Students are likely familiar with the phrase “topic sentence.” But a topic sentence can miss the entire point of strong body paragraphs. A topic sentence can tell you what a paragraph is about, but it might not tie in to the overall thesis of the paper. This is where cohesion begins to drop off.
I’m arguing semantics here, but how we phrase things in the classroom can trigger those light bulb moments for students.
The Purpose of a Baby Thesis
A strong topic sentence should do two things:
- Tell what the paragraph is about, and
- Tie back to the thesis of the whole essay.
Students can fairly easily give you a simple sentence that explains what the paragraph is about, but they struggle to relate it back to the overall thesis of the paper. Calling it a “baby thesis” reminds the students that this sentence should support their thesis.
When I modeled pre-writing, I drew a lot of arrows back to my thesis statement to really hammer home the idea that they relate back to their thesis. Let’s look at an example of a thesis statement along with weak and strong topic sentences.
Thesis: The New Deal programs had long-lasting effects on the political, social, and economic systems in American, many of which are still present today.
Weak Topic Sentence: There were also many economic programs in the New Deal.
Strong Topic Sentence: The New Deal also established many economic programs that affect Americans every day.
The first topic sentence is structurally sound. It has a clear transition and lets us know that the paragraph is about economic programs of the New Deal. However, it doesn’t show that the paragraph is specifically about long-lasting or present-day programs that are still in place. With this topic sentence, students might put in examples of economic programs that only lasted a few years.
The stronger topic sentence is a “baby thesis.” Not only does it tell us that the paragraph is about New Deal economic programs, it reminds us that we are only looking at those programs which are still in place. This ensures that your student puts only information that is relevant to the thesis in the paragraph.
A “baby thesis” also reminds students that they need to relate every fact or bit of research back to the thesis. Too often, students write a basic topic sentence and deliver several facts, but they don’t provide any analysis. In the above example, a weak paragraph would list the FDIC and US Employment Service as examples of economic programs without explaining how they affect Americans today. The “baby thesis” reminds students to provide the analysis needed for a cohesive essay.
Baby Thesis as Pre-Writing

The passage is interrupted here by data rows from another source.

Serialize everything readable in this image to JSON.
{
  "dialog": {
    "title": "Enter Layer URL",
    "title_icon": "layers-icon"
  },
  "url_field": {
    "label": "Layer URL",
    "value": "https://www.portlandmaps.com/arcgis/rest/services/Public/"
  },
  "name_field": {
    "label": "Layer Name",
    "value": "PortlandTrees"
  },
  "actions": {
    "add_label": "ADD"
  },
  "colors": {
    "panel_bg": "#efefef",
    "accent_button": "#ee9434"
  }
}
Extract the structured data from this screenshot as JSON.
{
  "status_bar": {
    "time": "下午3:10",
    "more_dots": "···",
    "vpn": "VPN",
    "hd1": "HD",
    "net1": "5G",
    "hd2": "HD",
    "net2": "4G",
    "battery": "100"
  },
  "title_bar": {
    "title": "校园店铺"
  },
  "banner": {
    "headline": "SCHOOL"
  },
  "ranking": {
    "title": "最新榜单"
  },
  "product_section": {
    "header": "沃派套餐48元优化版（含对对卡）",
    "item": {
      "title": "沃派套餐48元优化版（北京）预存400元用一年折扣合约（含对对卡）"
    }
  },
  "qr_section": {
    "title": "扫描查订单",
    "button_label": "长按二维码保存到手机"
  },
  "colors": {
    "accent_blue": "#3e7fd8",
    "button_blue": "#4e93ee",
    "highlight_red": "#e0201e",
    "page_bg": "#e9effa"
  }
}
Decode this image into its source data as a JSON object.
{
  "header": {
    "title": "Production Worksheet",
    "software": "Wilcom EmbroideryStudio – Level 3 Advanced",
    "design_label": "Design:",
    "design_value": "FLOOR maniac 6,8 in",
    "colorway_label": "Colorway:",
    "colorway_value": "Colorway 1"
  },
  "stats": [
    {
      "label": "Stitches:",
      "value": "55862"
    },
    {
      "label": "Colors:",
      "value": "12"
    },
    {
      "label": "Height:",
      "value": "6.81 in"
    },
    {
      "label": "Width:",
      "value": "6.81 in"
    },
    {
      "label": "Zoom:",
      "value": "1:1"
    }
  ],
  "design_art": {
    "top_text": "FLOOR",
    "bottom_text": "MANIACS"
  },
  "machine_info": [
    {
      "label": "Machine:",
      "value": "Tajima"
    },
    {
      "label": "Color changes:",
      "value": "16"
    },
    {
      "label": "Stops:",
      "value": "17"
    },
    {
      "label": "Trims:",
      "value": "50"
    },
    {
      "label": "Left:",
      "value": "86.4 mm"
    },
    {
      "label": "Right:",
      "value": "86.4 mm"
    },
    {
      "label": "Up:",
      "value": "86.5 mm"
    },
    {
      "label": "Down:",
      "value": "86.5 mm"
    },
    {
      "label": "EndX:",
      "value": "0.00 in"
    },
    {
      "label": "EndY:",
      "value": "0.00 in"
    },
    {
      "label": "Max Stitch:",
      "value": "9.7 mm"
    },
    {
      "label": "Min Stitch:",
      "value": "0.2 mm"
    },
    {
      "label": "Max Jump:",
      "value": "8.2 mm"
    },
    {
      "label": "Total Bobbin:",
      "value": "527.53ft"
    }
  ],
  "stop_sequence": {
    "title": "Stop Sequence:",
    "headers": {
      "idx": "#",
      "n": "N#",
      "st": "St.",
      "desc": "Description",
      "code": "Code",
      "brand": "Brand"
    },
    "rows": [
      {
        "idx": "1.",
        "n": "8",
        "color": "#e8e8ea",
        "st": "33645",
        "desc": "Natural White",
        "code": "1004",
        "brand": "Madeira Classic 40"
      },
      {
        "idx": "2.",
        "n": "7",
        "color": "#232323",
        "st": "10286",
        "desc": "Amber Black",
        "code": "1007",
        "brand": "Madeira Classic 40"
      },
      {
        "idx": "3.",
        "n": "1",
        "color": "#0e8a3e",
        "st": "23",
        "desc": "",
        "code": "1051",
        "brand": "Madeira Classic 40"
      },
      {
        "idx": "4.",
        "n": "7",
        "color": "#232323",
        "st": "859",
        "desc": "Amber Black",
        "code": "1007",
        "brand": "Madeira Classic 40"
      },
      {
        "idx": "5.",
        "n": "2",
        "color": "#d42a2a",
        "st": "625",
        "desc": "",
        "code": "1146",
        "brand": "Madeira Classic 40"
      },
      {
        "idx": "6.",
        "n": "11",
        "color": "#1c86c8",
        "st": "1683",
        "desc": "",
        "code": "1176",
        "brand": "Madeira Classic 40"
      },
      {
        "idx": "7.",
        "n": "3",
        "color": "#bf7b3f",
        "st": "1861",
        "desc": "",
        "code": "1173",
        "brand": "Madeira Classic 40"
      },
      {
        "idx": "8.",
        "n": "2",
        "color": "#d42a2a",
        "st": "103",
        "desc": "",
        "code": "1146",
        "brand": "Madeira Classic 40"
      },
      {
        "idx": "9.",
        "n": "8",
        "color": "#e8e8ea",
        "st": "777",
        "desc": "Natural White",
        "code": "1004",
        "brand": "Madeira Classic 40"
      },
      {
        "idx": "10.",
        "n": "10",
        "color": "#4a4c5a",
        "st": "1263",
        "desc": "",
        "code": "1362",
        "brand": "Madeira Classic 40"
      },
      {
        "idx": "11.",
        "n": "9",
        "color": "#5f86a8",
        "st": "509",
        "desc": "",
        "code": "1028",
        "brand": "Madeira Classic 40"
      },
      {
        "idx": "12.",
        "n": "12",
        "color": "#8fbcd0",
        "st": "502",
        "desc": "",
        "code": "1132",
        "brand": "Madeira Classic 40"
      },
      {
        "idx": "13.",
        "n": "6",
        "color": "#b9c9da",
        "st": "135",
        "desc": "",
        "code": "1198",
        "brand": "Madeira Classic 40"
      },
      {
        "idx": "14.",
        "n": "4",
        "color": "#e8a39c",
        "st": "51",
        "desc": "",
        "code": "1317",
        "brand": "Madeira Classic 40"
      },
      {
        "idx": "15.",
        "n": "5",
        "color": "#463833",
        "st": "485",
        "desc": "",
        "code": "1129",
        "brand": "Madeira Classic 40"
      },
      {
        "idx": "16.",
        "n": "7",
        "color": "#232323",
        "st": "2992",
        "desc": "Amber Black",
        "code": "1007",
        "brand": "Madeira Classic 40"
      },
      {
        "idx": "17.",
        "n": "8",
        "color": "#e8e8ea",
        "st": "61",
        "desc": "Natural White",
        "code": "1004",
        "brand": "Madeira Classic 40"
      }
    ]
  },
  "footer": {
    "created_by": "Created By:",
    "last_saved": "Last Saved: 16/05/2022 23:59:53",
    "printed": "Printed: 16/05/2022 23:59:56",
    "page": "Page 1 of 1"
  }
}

When we teach pre-writing, we start with a thesis statement and an outline. We always tell students to decide what their major points are before they write.
The DBQ Project takes this one step further. To ensure an essay that flows well and stays on topic, include the baby thesis as a pre-writing step. Have them write these strong topic sentences before they write the essay as a whole. It will help them organize their thoughts and create a more solid outline.
You can also use this pre-writing step to provide feedback on their baby thesis statements. Offer suggestions to improve these before they begin writing the essay. Strong baby theses will help your students stay on-topic and write an essay that flows well.
Teachers and writers know that it’s not just what you say, but how you say it. Teachers especially know that you can explain something a dozen times to a student who doesn’t understand, but as soon as you explain it differently, they get it.
If you’re struggling to get your students’ essays to be well-organized and cohesive with a strong argument, take a note from the DBQ Project. Change your word choice and how you explain the parts of an essay. It might just be the light bulb you’ve been waiting for.
What is the hardest part about teaching essay-writing? Let us know in the comments.